| Problem to solve |
Please reproduce the entries exactly as they appear below, but not the pictures.

| Entries supplied |
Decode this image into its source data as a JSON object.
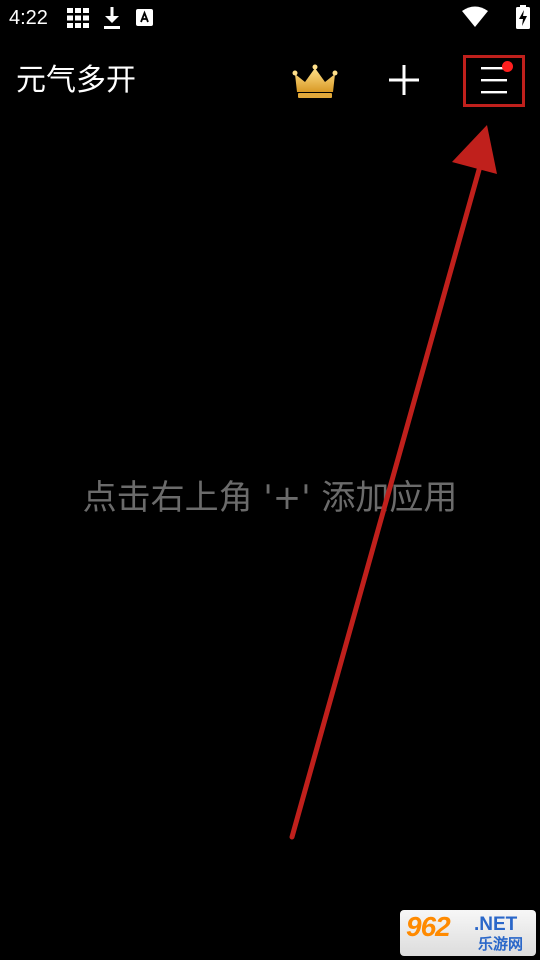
{
  "status_bar": {
    "time": "4:22",
    "left_icons": [
      "grid-icon",
      "download-icon",
      "a-badge-icon"
    ],
    "right_icons": [
      "wifi-icon",
      "battery-charging-icon"
    ]
  },
  "app_bar": {
    "title": "元气多开",
    "actions": [
      "crown-icon",
      "plus-icon",
      "menu-icon"
    ],
    "menu_has_notification": true
  },
  "main": {
    "empty_hint": "点击右上角 '+' 添加应用"
  },
  "annotation": {
    "highlight_target": "menu-button",
    "color": "#c0201c"
  },
  "watermark": {
    "number": "962",
    "domain": ".NET",
    "text": "乐游网"
  },
  "colors": {
    "background": "#000000",
    "title_text": "#ffffff",
    "hint_text": "#6b6b6b",
    "crown": "#f2c14e",
    "notification_dot": "#ff1f1f"
  }
}
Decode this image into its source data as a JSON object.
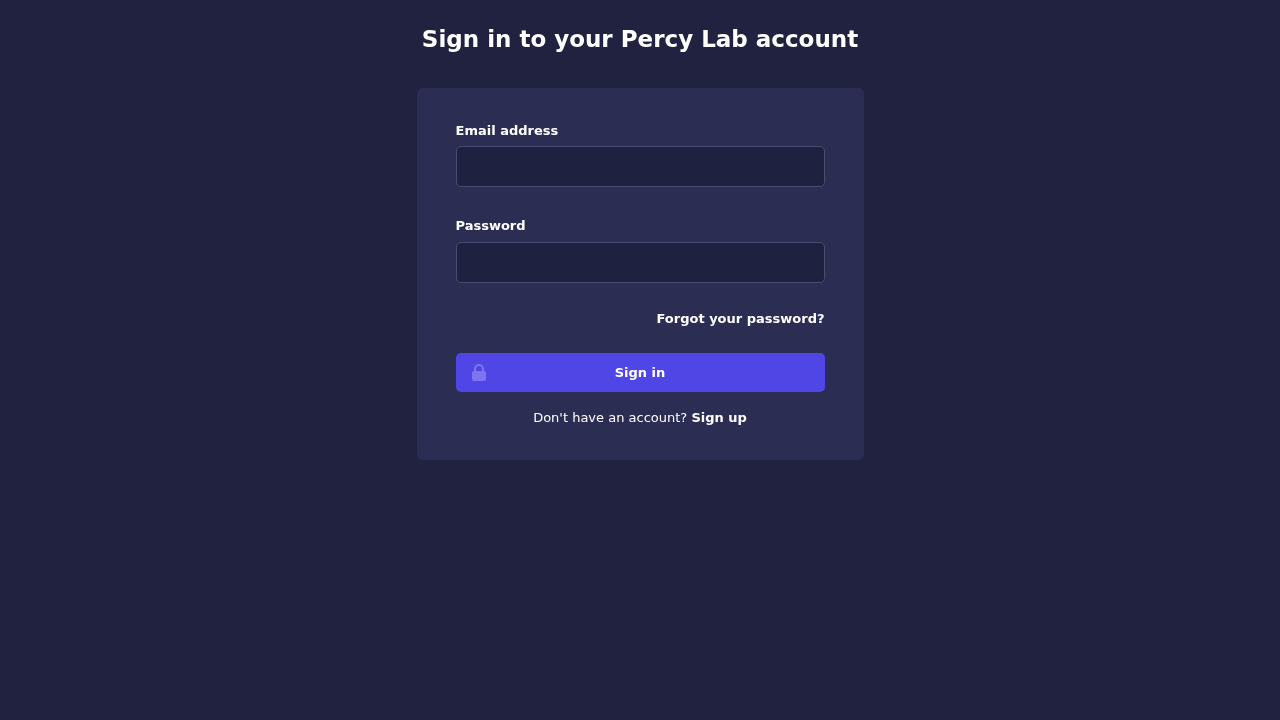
{
  "title": "Sign in to your Percy Lab account",
  "fields": [
    {
      "label": "Email address"
    },
    {
      "label": "Password"
    }
  ],
  "forgot_link": "Forgot your password?",
  "submit_button": {
    "label": "Sign in"
  },
  "signup": {
    "prompt": "Don't have an account?",
    "link": "Sign up"
  }
}
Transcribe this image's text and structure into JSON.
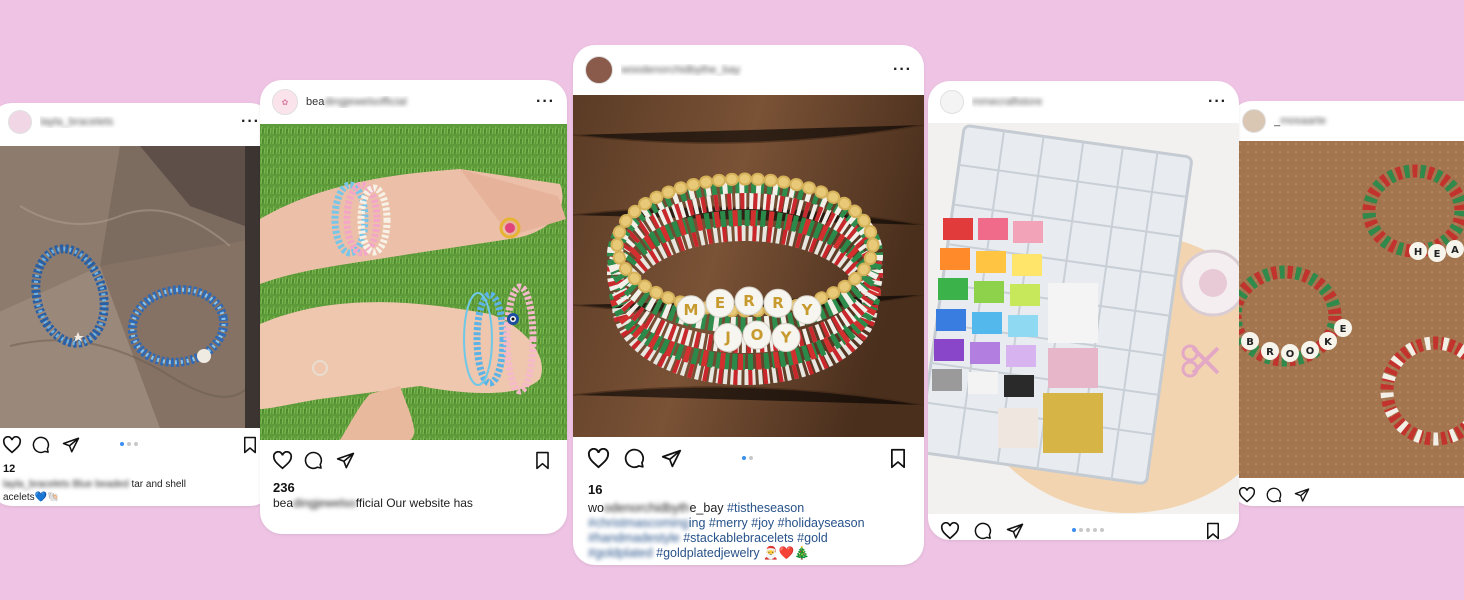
{
  "colors": {
    "background": "#eec3e4",
    "hashtag": "#27528a",
    "carousel_active": "#3a8ff0"
  },
  "posts": [
    {
      "username_visible": "",
      "username_blurred": "layla_bracelets",
      "likes": "12",
      "caption_blurred": "layla_bracelets Blue beaded ",
      "caption_text": "Blue beaded starfish and shell bracelets 💙🐚",
      "caption_visible": "tar and shell",
      "caption_line2": "acelets💙🐚"
    },
    {
      "username_visible": "bea",
      "username_blurred": "dingjewelsofficial",
      "likes": "236",
      "caption_user_visible": "bea",
      "caption_user_blurred": "dingjewelso",
      "caption_user_tail": "fficial",
      "caption_text": " Our website has"
    },
    {
      "username_blurred": "woodenorchidbythe_bay",
      "likes": "16",
      "bracelet_letters_top": [
        "M",
        "E",
        "R",
        "R",
        "Y"
      ],
      "bracelet_letters_bottom": [
        "J",
        "O",
        "Y"
      ],
      "caption_user_visible": "wo",
      "caption_user_blurred": "odenorchidbyth",
      "caption_user_tail": "e_bay",
      "hashtags_line1": "#tistheseason",
      "line2_blurred": "#christmascoming",
      "line2_visible": "ing #merry #joy #holidayseason",
      "line3_blurred": "#handmadestyle",
      "line3_visible": " #stackablebracelets #gold",
      "line4_blurred": "#goldplated",
      "line4_visible": " #goldplatedjewelry 🎅❤️🎄"
    },
    {
      "username_blurred": "mmecraftstore"
    },
    {
      "username_visible": "_",
      "username_blurred": "mosaarte",
      "bracelet_word": "BROOKE",
      "bracelet_word2": "HEA"
    }
  ]
}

| Answer section |
Decode this image into its source data as a JSON object.
{
  "status_bar": {
    "time": "4:22",
    "left_icons": [
      "grid-icon",
      "download-icon",
      "a-badge-icon"
    ],
    "right_icons": [
      "wifi-icon",
      "battery-charging-icon"
    ]
  },
  "app_bar": {
    "title": "元气多开",
    "actions": [
      "crown-icon",
      "plus-icon",
      "menu-icon"
    ],
    "menu_has_notification": true
  },
  "main": {
    "empty_hint": "点击右上角 '+' 添加应用"
  },
  "annotation": {
    "highlight_target": "menu-button",
    "color": "#c0201c"
  },
  "watermark": {
    "number": "962",
    "domain": ".NET",
    "text": "乐游网"
  },
  "colors": {
    "background": "#000000",
    "title_text": "#ffffff",
    "hint_text": "#6b6b6b",
    "crown": "#f2c14e",
    "notification_dot": "#ff1f1f"
  }
}
Decode this image into its source data as a JSON object.
{
  "title": "Sign in to your Percy Lab account",
  "fields": [
    {
      "label": "Email address"
    },
    {
      "label": "Password"
    }
  ],
  "forgot_link": "Forgot your password?",
  "submit_button": {
    "label": "Sign in"
  },
  "signup": {
    "prompt": "Don't have an account?",
    "link": "Sign up"
  }
}
Transcribe this image's text and structure into JSON.
{
  "colors": {
    "background": "#eec3e4",
    "hashtag": "#27528a",
    "carousel_active": "#3a8ff0"
  },
  "posts": [
    {
      "username_visible": "",
      "username_blurred": "layla_bracelets",
      "likes": "12",
      "caption_blurred": "layla_bracelets Blue beaded ",
      "caption_text": "Blue beaded starfish and shell bracelets 💙🐚",
      "caption_visible": "tar and shell",
      "caption_line2": "acelets💙🐚"
    },
    {
      "username_visible": "bea",
      "username_blurred": "dingjewelsofficial",
      "likes": "236",
      "caption_user_visible": "bea",
      "caption_user_blurred": "dingjewelso",
      "caption_user_tail": "fficial",
      "caption_text": " Our website has"
    },
    {
      "username_blurred": "woodenorchidbythe_bay",
      "likes": "16",
      "bracelet_letters_top": [
        "M",
        "E",
        "R",
        "R",
        "Y"
      ],
      "bracelet_letters_bottom": [
        "J",
        "O",
        "Y"
      ],
      "caption_user_visible": "wo",
      "caption_user_blurred": "odenorchidbyth",
      "caption_user_tail": "e_bay",
      "hashtags_line1": "#tistheseason",
      "line2_blurred": "#christmascoming",
      "line2_visible": "ing #merry #joy #holidayseason",
      "line3_blurred": "#handmadestyle",
      "line3_visible": " #stackablebracelets #gold",
      "line4_blurred": "#goldplated",
      "line4_visible": " #goldplatedjewelry 🎅❤️🎄"
    },
    {
      "username_blurred": "mmecraftstore"
    },
    {
      "username_visible": "_",
      "username_blurred": "mosaarte",
      "bracelet_word": "BROOKE",
      "bracelet_word2": "HEA"
    }
  ]
}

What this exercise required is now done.